Participants were also asked to select from a number of words describing the book, including ‘‘hot,’’ “romantic,” ‘’abusive,” “stupid,” and “degrading.” The study found that women who described the book as “hot” and “romantic” were more likely to hold “hostile” sexist attitudes, while women who described it simply as “romantic” were more likely to hold “benevolent” sexist attitudes that subtly normalize female subservience. As the study’s authors write, Fifty Shades conforms pretty neatly with the tenets of benevolent sexism, in that “Anastasia’s complete fulfillment is not achieved without a heterosexual, monogamous romantic relationship” and “Anastasia feels pressured to satisfy Christian because she will otherwise ‘end up alone with lots of cats and [her] classic novels to keep [her] company.’”
“The juxtaposed relation between Christian and Anastasia takes the form of a violent hierarchy, making Anastasia appear inferior to Christian — she is depicted as weaker, less assertive, more emotional, and less intelligent,” the authors write.
Of course, the question remains whether Fifty Shades actually causes readers to become more sexist, or whether readers with preexisting sexist beliefs are simply more likely to read the books in the first place (probably a bit of both). But as the researchers pointed out, it is well-established that sexist representations of women in pop culture affect how we think about gender in our daily lives, and that “despite their fictitious nature, portrayals presented in fictional narratives can contribute to a sociocultural context that normalizes the depiction of women and men as unequal.”
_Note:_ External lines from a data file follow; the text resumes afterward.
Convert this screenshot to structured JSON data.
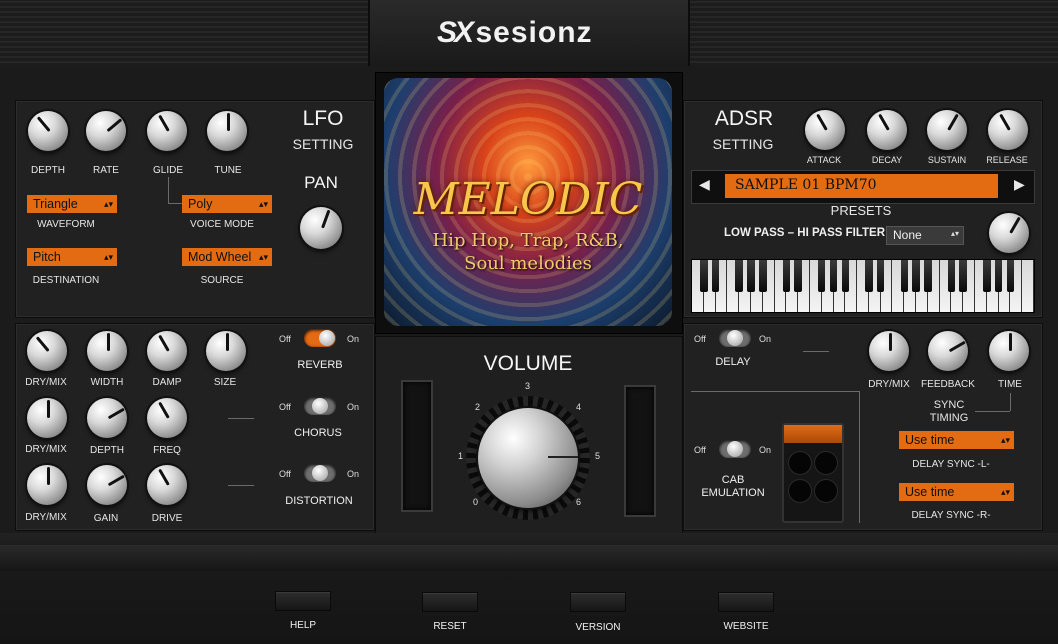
{
  "brand": {
    "logo_mark": "SX",
    "name": "sesionz"
  },
  "lfo": {
    "title": "LFO",
    "subtitle": "SETTING",
    "knobs": [
      "DEPTH",
      "RATE",
      "GLIDE",
      "TUNE"
    ],
    "waveform": {
      "value": "Triangle",
      "label": "WAVEFORM"
    },
    "voice_mode": {
      "value": "Poly",
      "label": "VOICE MODE"
    },
    "destination": {
      "value": "Pitch",
      "label": "DESTINATION"
    },
    "source": {
      "value": "Mod Wheel",
      "label": "SOURCE"
    },
    "pan_label": "PAN"
  },
  "artwork": {
    "title": "MELODIC",
    "line1": "Hip Hop, Trap, R&B,",
    "line2": "Soul melodies"
  },
  "adsr": {
    "title": "ADSR",
    "subtitle": "SETTING",
    "knobs": [
      "ATTACK",
      "DECAY",
      "SUSTAIN",
      "RELEASE"
    ],
    "preset_name": "SAMPLE 01 BPM70",
    "presets_label": "PRESETS",
    "filter_label": "LOW PASS – HI PASS FILTER",
    "filter_value": "None"
  },
  "fx": {
    "reverb": {
      "off": "Off",
      "on": "On",
      "name": "REVERB",
      "knobs": [
        "DRY/MIX",
        "WIDTH",
        "DAMP",
        "SIZE"
      ],
      "enabled": true
    },
    "chorus": {
      "off": "Off",
      "on": "On",
      "name": "CHORUS",
      "knobs": [
        "DRY/MIX",
        "DEPTH",
        "FREQ"
      ],
      "enabled": false
    },
    "distortion": {
      "off": "Off",
      "on": "On",
      "name": "DISTORTION",
      "knobs": [
        "DRY/MIX",
        "GAIN",
        "DRIVE"
      ],
      "enabled": false
    }
  },
  "volume": {
    "label": "VOLUME",
    "scale": [
      "0",
      "1",
      "2",
      "3",
      "4",
      "5",
      "6"
    ]
  },
  "delay": {
    "off": "Off",
    "on": "On",
    "name": "DELAY",
    "knobs": [
      "DRY/MIX",
      "FEEDBACK",
      "TIME"
    ],
    "sync_timing_1": "SYNC",
    "sync_timing_2": "TIMING",
    "sync_l": {
      "value": "Use time",
      "label": "DELAY SYNC -L-"
    },
    "sync_r": {
      "value": "Use time",
      "label": "DELAY SYNC -R-"
    }
  },
  "cab": {
    "off": "Off",
    "on": "On",
    "name_1": "CAB",
    "name_2": "EMULATION"
  },
  "footer": {
    "help": "HELP",
    "reset": "RESET",
    "version": "VERSION",
    "website": "WEBSITE"
  },
  "colors": {
    "accent": "#e36b12",
    "panel": "#212121",
    "background": "#1b1b1b"
  }
}
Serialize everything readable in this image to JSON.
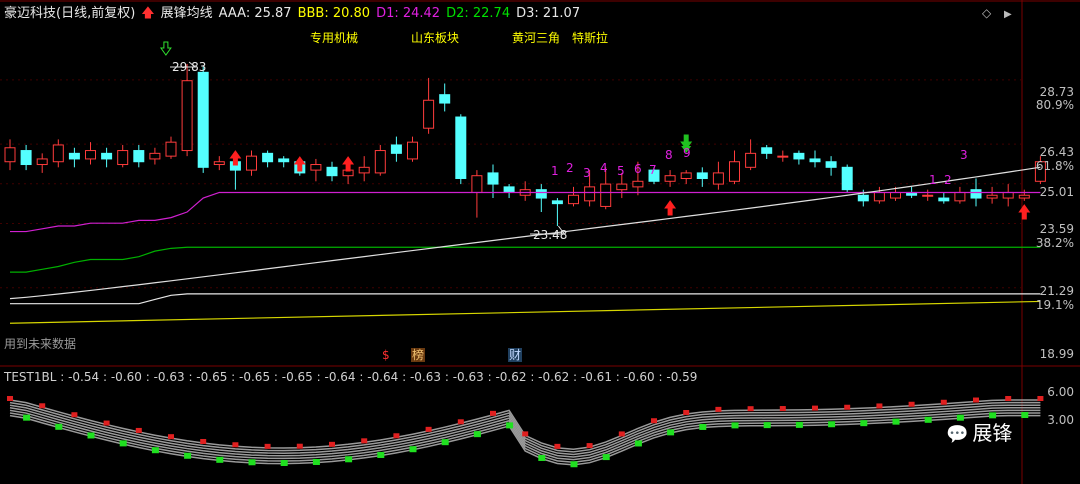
{
  "header": {
    "stock": "豪迈科技(日线,前复权)",
    "indicator": "展锋均线",
    "aaa": "AAA: 25.87",
    "bbb": "BBB: 20.80",
    "d1": "D1: 24.42",
    "d2": "D2: 22.74",
    "d3": "D3: 21.07"
  },
  "tags": [
    "专用机械",
    "山东板块",
    "黄河三角",
    "特斯拉"
  ],
  "price_axis": [
    "28.73",
    "80.9%",
    "26.43",
    "61.8%",
    "25.01",
    "23.59",
    "38.2%",
    "21.29",
    "19.1%",
    "18.99"
  ],
  "annotations": {
    "high": "29.83",
    "low": "23.48",
    "future_data": "用到未来数据",
    "markers": [
      "$",
      "榜",
      "财"
    ],
    "counts_a": [
      "1",
      "2",
      "3",
      "4",
      "5",
      "6",
      "7",
      "8",
      "9"
    ],
    "counts_b": [
      "1",
      "2",
      "3"
    ]
  },
  "subchart": {
    "title": "TEST1BL",
    "values": [
      "-0.54",
      "-0.60",
      "-0.63",
      "-0.65",
      "-0.65",
      "-0.65",
      "-0.64",
      "-0.64",
      "-0.63",
      "-0.63",
      "-0.62",
      "-0.62",
      "-0.61",
      "-0.60",
      "-0.59"
    ],
    "axis": [
      "6.00",
      "3.00"
    ]
  },
  "watermark": "展锋",
  "controls": {
    "diamond": "◇",
    "arrow": "▶"
  },
  "colors": {
    "up": "#ff3c3c",
    "down": "#54ffff",
    "ma_white": "#e0e0e0",
    "ma_magenta": "#d020d0",
    "ma_green": "#00b000",
    "ma_yellow": "#d6d600",
    "ma_light": "#e8e8e8"
  },
  "chart_data": {
    "type": "candlestick",
    "candles": [
      [
        25.8,
        26.3,
        25.5,
        26.6
      ],
      [
        26.2,
        25.7,
        25.5,
        26.4
      ],
      [
        25.7,
        25.9,
        25.4,
        26.1
      ],
      [
        25.8,
        26.4,
        25.6,
        26.6
      ],
      [
        26.1,
        25.9,
        25.6,
        26.3
      ],
      [
        25.9,
        26.2,
        25.7,
        26.5
      ],
      [
        26.1,
        25.9,
        25.6,
        26.3
      ],
      [
        25.7,
        26.2,
        25.6,
        26.4
      ],
      [
        26.2,
        25.8,
        25.6,
        26.4
      ],
      [
        25.9,
        26.1,
        25.7,
        26.3
      ],
      [
        26.0,
        26.5,
        25.9,
        26.7
      ],
      [
        26.2,
        28.7,
        26.0,
        29.3
      ],
      [
        29.0,
        25.6,
        25.4,
        29.2
      ],
      [
        25.7,
        25.8,
        25.5,
        26.0
      ],
      [
        25.8,
        25.5,
        24.8,
        26.0
      ],
      [
        25.5,
        26.0,
        25.3,
        26.2
      ],
      [
        26.1,
        25.8,
        25.6,
        26.2
      ],
      [
        25.9,
        25.8,
        25.6,
        26.0
      ],
      [
        25.8,
        25.4,
        25.3,
        25.9
      ],
      [
        25.5,
        25.7,
        25.1,
        25.9
      ],
      [
        25.6,
        25.3,
        25.1,
        25.8
      ],
      [
        25.3,
        25.5,
        25.0,
        25.7
      ],
      [
        25.4,
        25.6,
        25.1,
        26.0
      ],
      [
        25.4,
        26.2,
        25.3,
        26.4
      ],
      [
        26.4,
        26.1,
        25.8,
        26.7
      ],
      [
        25.9,
        26.5,
        25.8,
        26.7
      ],
      [
        27.0,
        28.0,
        26.8,
        28.8
      ],
      [
        28.2,
        27.9,
        27.6,
        28.6
      ],
      [
        27.4,
        25.2,
        25.0,
        27.5
      ],
      [
        24.7,
        25.3,
        23.8,
        25.5
      ],
      [
        25.4,
        25.0,
        24.5,
        25.7
      ],
      [
        24.9,
        24.7,
        24.5,
        25.0
      ],
      [
        24.6,
        24.8,
        24.4,
        25.1
      ],
      [
        24.8,
        24.5,
        24.0,
        25.0
      ],
      [
        24.4,
        24.3,
        23.5,
        24.5
      ],
      [
        24.3,
        24.6,
        24.2,
        24.9
      ],
      [
        24.4,
        24.9,
        24.2,
        25.5
      ],
      [
        24.2,
        25.0,
        24.1,
        25.6
      ],
      [
        24.8,
        25.0,
        24.5,
        25.4
      ],
      [
        24.9,
        25.1,
        24.6,
        25.8
      ],
      [
        25.5,
        25.1,
        25.0,
        25.6
      ],
      [
        25.1,
        25.3,
        24.9,
        25.5
      ],
      [
        25.2,
        25.4,
        25.0,
        25.5
      ],
      [
        25.4,
        25.2,
        24.9,
        25.6
      ],
      [
        25.0,
        25.4,
        24.8,
        25.8
      ],
      [
        25.1,
        25.8,
        25.0,
        26.2
      ],
      [
        25.6,
        26.1,
        25.5,
        26.6
      ],
      [
        26.3,
        26.1,
        25.9,
        26.4
      ],
      [
        26.0,
        26.0,
        25.8,
        26.2
      ],
      [
        26.1,
        25.9,
        25.7,
        26.2
      ],
      [
        25.9,
        25.8,
        25.6,
        26.2
      ],
      [
        25.8,
        25.6,
        25.3,
        26.0
      ],
      [
        25.6,
        24.8,
        24.7,
        25.7
      ],
      [
        24.6,
        24.4,
        24.2,
        24.8
      ],
      [
        24.4,
        24.7,
        24.3,
        24.9
      ],
      [
        24.5,
        24.7,
        24.4,
        24.9
      ],
      [
        24.7,
        24.6,
        24.5,
        24.9
      ],
      [
        24.6,
        24.6,
        24.4,
        24.8
      ],
      [
        24.5,
        24.4,
        24.3,
        24.7
      ],
      [
        24.4,
        24.7,
        24.3,
        24.9
      ],
      [
        24.8,
        24.5,
        24.2,
        25.2
      ],
      [
        24.5,
        24.6,
        24.3,
        24.9
      ],
      [
        24.5,
        24.7,
        24.2,
        25.0
      ],
      [
        24.5,
        24.6,
        24.4,
        24.8
      ],
      [
        25.1,
        25.8,
        25.0,
        26.0
      ]
    ],
    "ylim": [
      18.99,
      30.3
    ],
    "ma_lines": [
      {
        "name": "D1",
        "values": [
          23.3,
          23.3,
          23.4,
          23.5,
          23.5,
          23.6,
          23.6,
          23.6,
          23.7,
          23.7,
          23.8,
          24.0,
          24.5,
          24.7,
          24.7,
          24.7,
          24.7,
          24.7,
          24.7,
          24.7,
          24.7,
          24.7,
          24.7,
          24.7,
          24.7,
          24.7,
          24.7,
          24.7,
          24.7,
          24.7,
          24.7,
          24.7,
          24.7,
          24.7,
          24.7,
          24.7,
          24.7,
          24.7,
          24.7,
          24.7,
          24.7,
          24.7,
          24.7,
          24.7,
          24.7,
          24.7,
          24.7,
          24.7,
          24.7,
          24.7,
          24.7,
          24.7,
          24.7,
          24.7,
          24.7,
          24.7,
          24.7,
          24.7,
          24.7,
          24.7,
          24.7,
          24.7,
          24.7,
          24.7,
          24.7
        ]
      }
    ]
  }
}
All the more incentive for me to finish my own feminist spinoff in which Anastasia dumps Christian and lives happily alone in the mountains caring for her cats and catching up on all the great classic novels. It’s called Fifty Breeds of Grey Cats, and it’s going to be huge.